UX designers get caught up in simplifying the process by trying to cut down the number of screens you have to interact with. Thing is, by adding a few extra screens that ask for small inputs one at a time, you take away your user's frustration with having to put in a lot of information at once on a single page. The process is broken down and it feels simpler than having to fill out a form. For example, while signing in to Google services, you have to enter your username first and then your password on a second page as opposed to typing in both together. The key is to not make your users feel overwhelmed by asking a lot of things simultaneously.
Visitors HAVE to sign up
Having a lot of users register for your service when you're starting out seems rather exciting. But if your target customers aren't coming back to your site then the account they created to learn more about you is redundant. Which is why it's important to let your first-time visitors use your product or service or at least certain features of it before asking them to sign up or commit to a plan.

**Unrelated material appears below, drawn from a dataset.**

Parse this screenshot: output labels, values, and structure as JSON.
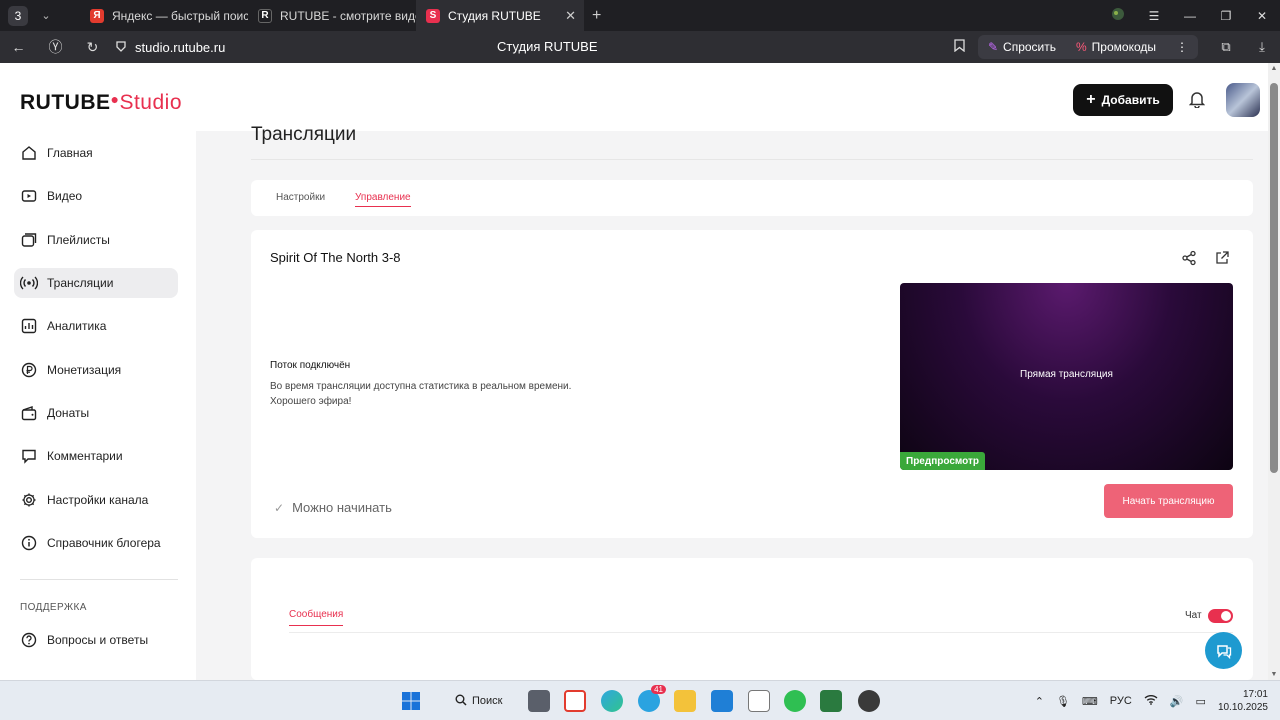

You make sure the users who opened an account did so because they liked what you're offering and not because they were forced into it.
Functionality is everything
Yes, we've all heard things like: “Design is not just about how it looks, it's about how it works”. But at the end of the day, having an amazing concept is not enough if it looks and feels like crap. You might have taken a 10-year old, cluttered site and simplified it, but there's a lot more to user experience design than just a cleaner approach. Your colour scheme, fonts, visual elements and interactions are equally important in a creating a better digital footprint.
Users don't scroll
Scrolling was less preferred when almost everyone around us didn't have a smartphone. Now that the circumstances have changed, trying to cram important information above the fold is a primitive strategy. Building sites which expect visitors to scroll down to discover specific call-to-action buttons or beautiful product descriptions give you a lot of space to strategically place your content and be generous on the visual side.
If you have a menu that's hiding more than 3-5 clickables, then you're failing to understand your user's priorities. Hamburger menus are confusing because your visitors don't know what to expect. Will I get what I'm looking for if I click on those three lines? Why do I have to work harder for reaching something I want? If your users are willing to make the effort to go to a hidden menu for a feature, it should be right in front of them.